__SUPPLIED ENTRIES__:
>>>>>
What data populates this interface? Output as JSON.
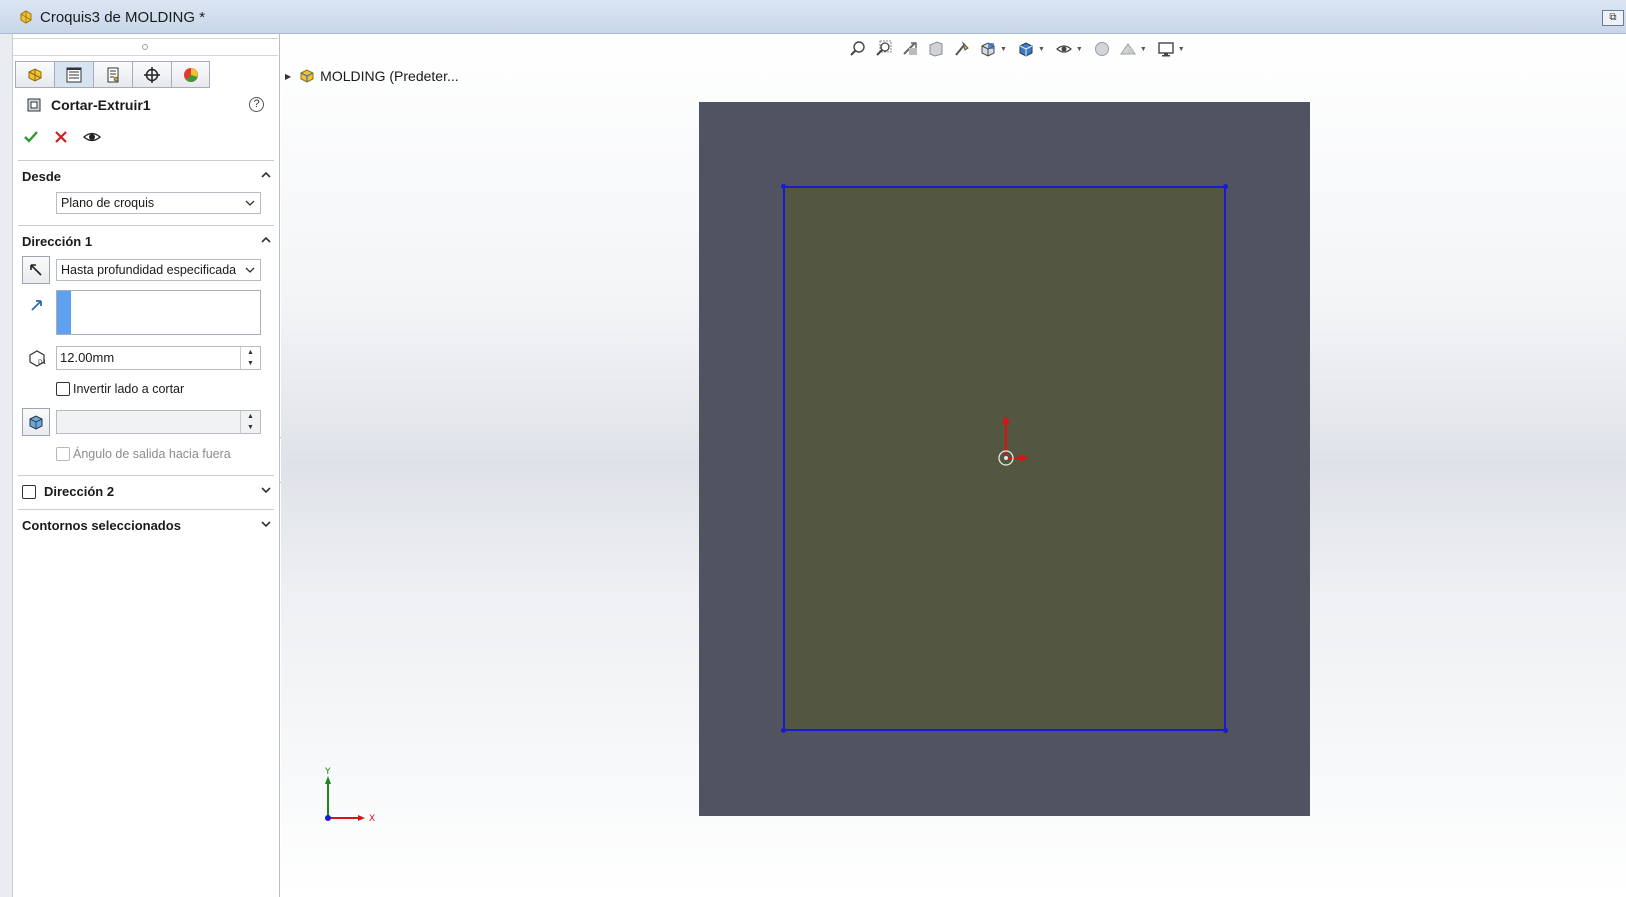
{
  "window": {
    "title": "Croquis3 de MOLDING *"
  },
  "panel": {
    "tabs": [
      "feature-manager",
      "property-manager",
      "configuration-manager",
      "dimxpert-manager",
      "display-manager"
    ],
    "feature_title": "Cortar-Extruir1",
    "help": "?",
    "sections": {
      "desde": {
        "label": "Desde",
        "value": "Plano de croquis"
      },
      "direccion1": {
        "label": "Dirección 1",
        "end_condition": "Hasta profundidad especificada",
        "depth": "12.00mm",
        "flip_side_label": "Invertir lado a cortar",
        "draft_angle": "",
        "draft_outward_label": "Ángulo de salida hacia fuera"
      },
      "direccion2": {
        "label": "Dirección 2"
      },
      "contornos": {
        "label": "Contornos seleccionados"
      }
    }
  },
  "viewport": {
    "tree_root": "MOLDING  (Predeter...",
    "triad": {
      "y": "Y",
      "x": "X"
    }
  },
  "colors": {
    "accent_blue": "#1a1ad6",
    "face_fill": "#535640",
    "body_fill": "#505461",
    "selection_bar": "#5fa1f0"
  }
}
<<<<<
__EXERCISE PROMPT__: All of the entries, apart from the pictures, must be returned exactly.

__ANSWER SPACE__:
What data populates this interface? Output as JSON.
{
  "window": {
    "title": "Croquis3 de MOLDING *"
  },
  "panel": {
    "tabs": [
      "feature-manager",
      "property-manager",
      "configuration-manager",
      "dimxpert-manager",
      "display-manager"
    ],
    "feature_title": "Cortar-Extruir1",
    "help": "?",
    "sections": {
      "desde": {
        "label": "Desde",
        "value": "Plano de croquis"
      },
      "direccion1": {
        "label": "Dirección 1",
        "end_condition": "Hasta profundidad especificada",
        "depth": "12.00mm",
        "flip_side_label": "Invertir lado a cortar",
        "draft_angle": "",
        "draft_outward_label": "Ángulo de salida hacia fuera"
      },
      "direccion2": {
        "label": "Dirección 2"
      },
      "contornos": {
        "label": "Contornos seleccionados"
      }
    }
  },
  "viewport": {
    "tree_root": "MOLDING  (Predeter...",
    "triad": {
      "y": "Y",
      "x": "X"
    }
  },
  "colors": {
    "accent_blue": "#1a1ad6",
    "face_fill": "#535640",
    "body_fill": "#505461",
    "selection_bar": "#5fa1f0"
  }
}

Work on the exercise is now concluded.